* Data extracts *
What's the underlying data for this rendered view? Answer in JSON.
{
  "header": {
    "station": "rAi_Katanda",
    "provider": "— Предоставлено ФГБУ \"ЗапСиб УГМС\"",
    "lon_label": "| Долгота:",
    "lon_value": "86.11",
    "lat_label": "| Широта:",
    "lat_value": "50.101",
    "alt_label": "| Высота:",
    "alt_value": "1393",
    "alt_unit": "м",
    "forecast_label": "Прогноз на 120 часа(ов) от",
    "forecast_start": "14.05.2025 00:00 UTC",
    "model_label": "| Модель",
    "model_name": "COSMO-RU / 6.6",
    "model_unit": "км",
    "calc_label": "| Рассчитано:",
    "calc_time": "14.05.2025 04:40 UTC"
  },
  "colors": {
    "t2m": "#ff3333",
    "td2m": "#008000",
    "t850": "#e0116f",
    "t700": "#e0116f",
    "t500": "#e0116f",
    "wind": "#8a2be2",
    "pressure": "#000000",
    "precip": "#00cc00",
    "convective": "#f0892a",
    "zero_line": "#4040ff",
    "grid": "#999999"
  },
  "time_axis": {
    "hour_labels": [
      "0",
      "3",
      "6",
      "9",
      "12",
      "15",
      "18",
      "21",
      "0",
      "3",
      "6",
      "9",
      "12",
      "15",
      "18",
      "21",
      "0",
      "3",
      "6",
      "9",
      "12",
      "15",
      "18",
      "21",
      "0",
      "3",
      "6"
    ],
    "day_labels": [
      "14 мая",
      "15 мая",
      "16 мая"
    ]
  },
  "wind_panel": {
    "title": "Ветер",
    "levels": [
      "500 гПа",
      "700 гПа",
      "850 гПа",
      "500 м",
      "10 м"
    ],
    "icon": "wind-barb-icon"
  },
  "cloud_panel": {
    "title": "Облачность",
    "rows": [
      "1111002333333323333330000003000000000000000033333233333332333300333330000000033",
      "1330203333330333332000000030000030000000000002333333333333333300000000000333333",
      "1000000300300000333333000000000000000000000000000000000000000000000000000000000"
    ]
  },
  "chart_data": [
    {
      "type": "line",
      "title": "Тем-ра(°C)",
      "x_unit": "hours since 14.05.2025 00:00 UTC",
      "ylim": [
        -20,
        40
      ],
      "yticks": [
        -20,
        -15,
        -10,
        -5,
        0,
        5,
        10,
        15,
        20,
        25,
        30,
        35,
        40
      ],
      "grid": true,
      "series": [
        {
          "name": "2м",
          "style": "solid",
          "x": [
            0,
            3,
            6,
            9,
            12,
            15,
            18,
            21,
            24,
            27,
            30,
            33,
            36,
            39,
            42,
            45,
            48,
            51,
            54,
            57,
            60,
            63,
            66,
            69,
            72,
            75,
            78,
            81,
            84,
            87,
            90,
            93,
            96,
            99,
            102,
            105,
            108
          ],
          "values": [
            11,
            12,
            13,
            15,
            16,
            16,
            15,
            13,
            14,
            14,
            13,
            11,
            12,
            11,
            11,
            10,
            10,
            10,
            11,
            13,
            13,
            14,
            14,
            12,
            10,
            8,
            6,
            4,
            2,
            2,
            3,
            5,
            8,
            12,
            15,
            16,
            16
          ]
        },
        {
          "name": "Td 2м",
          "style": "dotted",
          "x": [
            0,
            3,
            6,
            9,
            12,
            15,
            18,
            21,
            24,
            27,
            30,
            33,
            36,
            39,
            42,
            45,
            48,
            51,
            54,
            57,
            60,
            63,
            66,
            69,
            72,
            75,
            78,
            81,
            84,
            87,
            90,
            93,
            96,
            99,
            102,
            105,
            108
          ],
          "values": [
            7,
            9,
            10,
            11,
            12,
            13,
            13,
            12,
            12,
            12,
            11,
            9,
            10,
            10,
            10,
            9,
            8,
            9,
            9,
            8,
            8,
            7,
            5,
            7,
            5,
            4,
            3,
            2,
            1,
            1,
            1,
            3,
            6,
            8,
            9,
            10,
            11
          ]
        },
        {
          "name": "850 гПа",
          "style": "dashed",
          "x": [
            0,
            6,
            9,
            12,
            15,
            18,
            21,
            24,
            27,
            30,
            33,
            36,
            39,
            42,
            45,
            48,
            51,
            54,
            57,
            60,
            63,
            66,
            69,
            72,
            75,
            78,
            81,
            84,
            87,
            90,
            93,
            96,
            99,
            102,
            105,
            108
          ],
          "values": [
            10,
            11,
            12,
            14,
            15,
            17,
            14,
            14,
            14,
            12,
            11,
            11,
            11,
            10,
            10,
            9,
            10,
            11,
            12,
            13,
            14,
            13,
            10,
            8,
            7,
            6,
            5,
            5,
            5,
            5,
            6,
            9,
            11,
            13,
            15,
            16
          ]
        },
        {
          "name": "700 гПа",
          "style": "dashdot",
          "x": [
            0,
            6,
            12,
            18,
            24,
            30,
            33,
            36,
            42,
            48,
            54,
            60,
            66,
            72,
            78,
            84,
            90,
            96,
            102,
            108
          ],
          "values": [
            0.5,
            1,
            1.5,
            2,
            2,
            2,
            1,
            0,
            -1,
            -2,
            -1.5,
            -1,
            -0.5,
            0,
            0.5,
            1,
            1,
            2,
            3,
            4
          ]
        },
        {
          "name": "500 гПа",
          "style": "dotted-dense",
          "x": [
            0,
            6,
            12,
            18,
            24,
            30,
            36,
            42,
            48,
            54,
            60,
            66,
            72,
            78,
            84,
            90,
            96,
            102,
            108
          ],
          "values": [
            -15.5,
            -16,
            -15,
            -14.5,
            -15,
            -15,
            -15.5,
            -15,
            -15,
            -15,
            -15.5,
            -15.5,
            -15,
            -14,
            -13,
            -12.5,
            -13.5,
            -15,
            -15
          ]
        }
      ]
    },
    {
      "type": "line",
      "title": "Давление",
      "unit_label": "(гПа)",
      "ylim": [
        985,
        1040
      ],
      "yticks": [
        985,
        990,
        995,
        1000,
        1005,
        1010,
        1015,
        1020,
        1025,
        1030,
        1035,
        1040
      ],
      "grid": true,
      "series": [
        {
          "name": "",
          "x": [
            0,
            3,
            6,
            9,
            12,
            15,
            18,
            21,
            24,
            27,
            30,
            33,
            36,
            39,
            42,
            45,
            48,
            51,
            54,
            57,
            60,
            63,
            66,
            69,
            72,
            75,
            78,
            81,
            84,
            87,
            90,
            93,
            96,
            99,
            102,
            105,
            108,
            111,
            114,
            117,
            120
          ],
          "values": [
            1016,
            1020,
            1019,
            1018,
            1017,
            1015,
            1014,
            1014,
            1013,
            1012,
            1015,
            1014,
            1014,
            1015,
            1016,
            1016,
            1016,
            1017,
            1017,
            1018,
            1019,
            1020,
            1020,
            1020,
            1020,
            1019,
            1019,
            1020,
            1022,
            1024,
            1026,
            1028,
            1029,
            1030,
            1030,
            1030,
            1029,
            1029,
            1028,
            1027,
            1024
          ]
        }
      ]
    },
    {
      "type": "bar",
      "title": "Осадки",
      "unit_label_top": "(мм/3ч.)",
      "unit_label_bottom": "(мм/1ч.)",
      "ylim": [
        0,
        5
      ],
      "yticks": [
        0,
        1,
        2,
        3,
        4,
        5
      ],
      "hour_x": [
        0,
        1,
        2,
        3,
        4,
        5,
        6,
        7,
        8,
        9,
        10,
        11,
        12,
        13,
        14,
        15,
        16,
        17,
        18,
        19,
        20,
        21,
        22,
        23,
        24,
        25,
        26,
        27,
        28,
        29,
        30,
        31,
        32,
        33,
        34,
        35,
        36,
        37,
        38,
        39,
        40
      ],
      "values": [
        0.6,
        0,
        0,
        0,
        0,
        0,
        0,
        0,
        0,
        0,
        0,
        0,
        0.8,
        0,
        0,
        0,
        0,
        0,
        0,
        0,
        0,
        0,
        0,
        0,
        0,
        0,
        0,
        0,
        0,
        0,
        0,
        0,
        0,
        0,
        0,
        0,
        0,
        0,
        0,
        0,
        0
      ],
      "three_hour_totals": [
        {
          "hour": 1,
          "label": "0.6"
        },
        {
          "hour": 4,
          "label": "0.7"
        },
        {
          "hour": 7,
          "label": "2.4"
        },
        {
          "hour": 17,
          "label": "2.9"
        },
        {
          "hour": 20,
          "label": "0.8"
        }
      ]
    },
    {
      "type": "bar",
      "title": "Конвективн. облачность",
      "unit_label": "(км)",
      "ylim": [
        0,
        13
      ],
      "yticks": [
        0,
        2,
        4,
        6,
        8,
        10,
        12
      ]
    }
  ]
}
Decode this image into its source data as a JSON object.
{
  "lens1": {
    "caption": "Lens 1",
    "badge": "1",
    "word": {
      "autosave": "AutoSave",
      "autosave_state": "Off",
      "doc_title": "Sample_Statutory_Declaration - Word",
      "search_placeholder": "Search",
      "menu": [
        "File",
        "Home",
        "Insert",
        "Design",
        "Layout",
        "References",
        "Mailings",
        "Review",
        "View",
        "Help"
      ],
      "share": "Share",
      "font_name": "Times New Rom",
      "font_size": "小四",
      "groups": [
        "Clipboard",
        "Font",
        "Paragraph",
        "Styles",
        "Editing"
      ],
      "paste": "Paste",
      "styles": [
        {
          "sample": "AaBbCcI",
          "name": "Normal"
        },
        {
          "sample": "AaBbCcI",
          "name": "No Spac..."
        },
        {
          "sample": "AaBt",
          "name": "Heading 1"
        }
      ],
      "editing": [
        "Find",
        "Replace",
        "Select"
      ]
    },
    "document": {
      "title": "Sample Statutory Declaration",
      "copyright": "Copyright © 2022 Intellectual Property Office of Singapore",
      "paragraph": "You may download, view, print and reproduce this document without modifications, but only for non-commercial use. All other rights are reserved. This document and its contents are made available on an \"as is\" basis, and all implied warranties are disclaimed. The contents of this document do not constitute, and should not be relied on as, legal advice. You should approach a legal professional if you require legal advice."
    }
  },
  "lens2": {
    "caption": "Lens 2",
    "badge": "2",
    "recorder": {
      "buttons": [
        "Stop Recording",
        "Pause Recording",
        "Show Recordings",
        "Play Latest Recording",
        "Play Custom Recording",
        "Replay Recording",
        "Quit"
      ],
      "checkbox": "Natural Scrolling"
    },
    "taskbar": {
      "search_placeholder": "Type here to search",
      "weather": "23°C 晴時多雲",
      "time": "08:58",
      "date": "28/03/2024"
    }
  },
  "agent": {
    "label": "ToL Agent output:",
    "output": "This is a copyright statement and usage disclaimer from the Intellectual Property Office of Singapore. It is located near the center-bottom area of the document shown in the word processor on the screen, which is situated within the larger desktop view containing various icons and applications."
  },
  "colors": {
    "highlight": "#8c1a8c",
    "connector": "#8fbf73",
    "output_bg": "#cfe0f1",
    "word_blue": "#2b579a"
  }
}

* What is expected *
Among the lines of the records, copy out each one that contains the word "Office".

* Task answer *
      "copyright": "Copyright © 2022 Intellectual Property Office of Singapore",
    "output": "This is a copyright statement and usage disclaimer from the Intellectual Property Office of Singapore. It is located near the center-bottom area of the document shown in the word processor on the screen, which is situated within the larger desktop view containing various icons and applications."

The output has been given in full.